Being A Campus Security Authority




What is a Campus Security Authority

The Federal law known as the Jeanne Clery Disclosure of Campus Security Policy and Campus Crime Statistics Act, better known as the Clery Act, was enacted to help create safer university communities throughout the nation. The "Clery Act" is named in memory of 19 year old Lehigh University freshman Jeanne Ann Clery who was raped and murdered while asleep in her residence hall room on April 5, 1986. The Act is enforced by the United States Department of Education. The University is serious about its responsibility for complying not only with requirements of the Act, but more importantly, complying with the spirit of the Act.

The overall intent of the Clery Act is to encourage the reporting and collection of accurate campus crime data, to promote crime awareness and to enhance campus safety. As part of the requirements, institutions must set up a system of ensuring accurate and timely crime reporting through the use of Campus Security Authorities (CSAs).

CSAs have federally mandated responsibilities to report crimes that they witness or are reported to them. The intent of including non‐law enforcement personnel in the role of a CSA is to acknowledge that some campus community members, students in particular, may be hesitant about reporting a crime to the police, but may be more inclined to report it to other campus‐affiliated individuals.
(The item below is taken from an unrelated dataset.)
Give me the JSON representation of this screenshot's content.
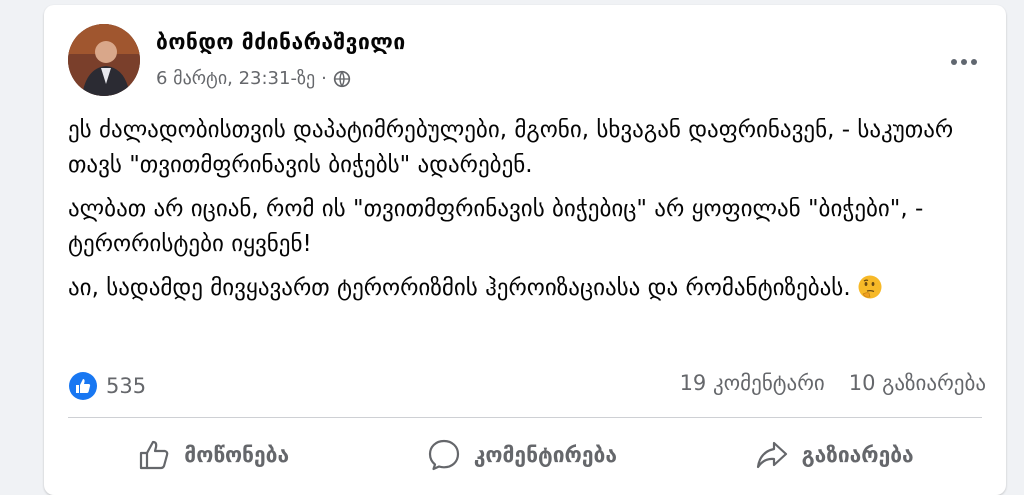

The documents below will give you an understanding of what CSAs are and their responsibilities.

  • Information for CSAs – This document provides information regarding what makes an individual a Campus Security Authority, and his/her responsibilities under the Clery Act; it includes a Q & A to help provide further clarification.
  • Clery Act Crime Categories – This document provides information on the types of crimes that must be reported for the maintenance of statistical information and inclusion in the Annual Campus.
  • Clery Act Reportable Locations – This document provides information on the geographic areas, or “Clery Geography” as defined by the Clery Act; if a Clery Act crime is reported to have occurred in one of these locations, it must be documented.

If you are a faculty or staff or an individual who has high student interaction as part of your job responsibility who is interested in becoming a CSA, please contact Michael Maas.

CSA Training Video

In this section, you will find a Campus Security Authority (CSA) training video and power point. The video and power point must be viewed by anyone who has been identified as a CSA.

The video delivers an over-view of CSAs, their responsibilities and the role they play, told through the lens of powerful personal narratives (including Jeanne Clery’s mother). It also touches on listening, documenting and reporting, and how the information is used. You will need a my.unl login to view the video.

The power point provides further clarification on CSA expectations, as well as information on the differences between reporting for the Clery Act and Title IX.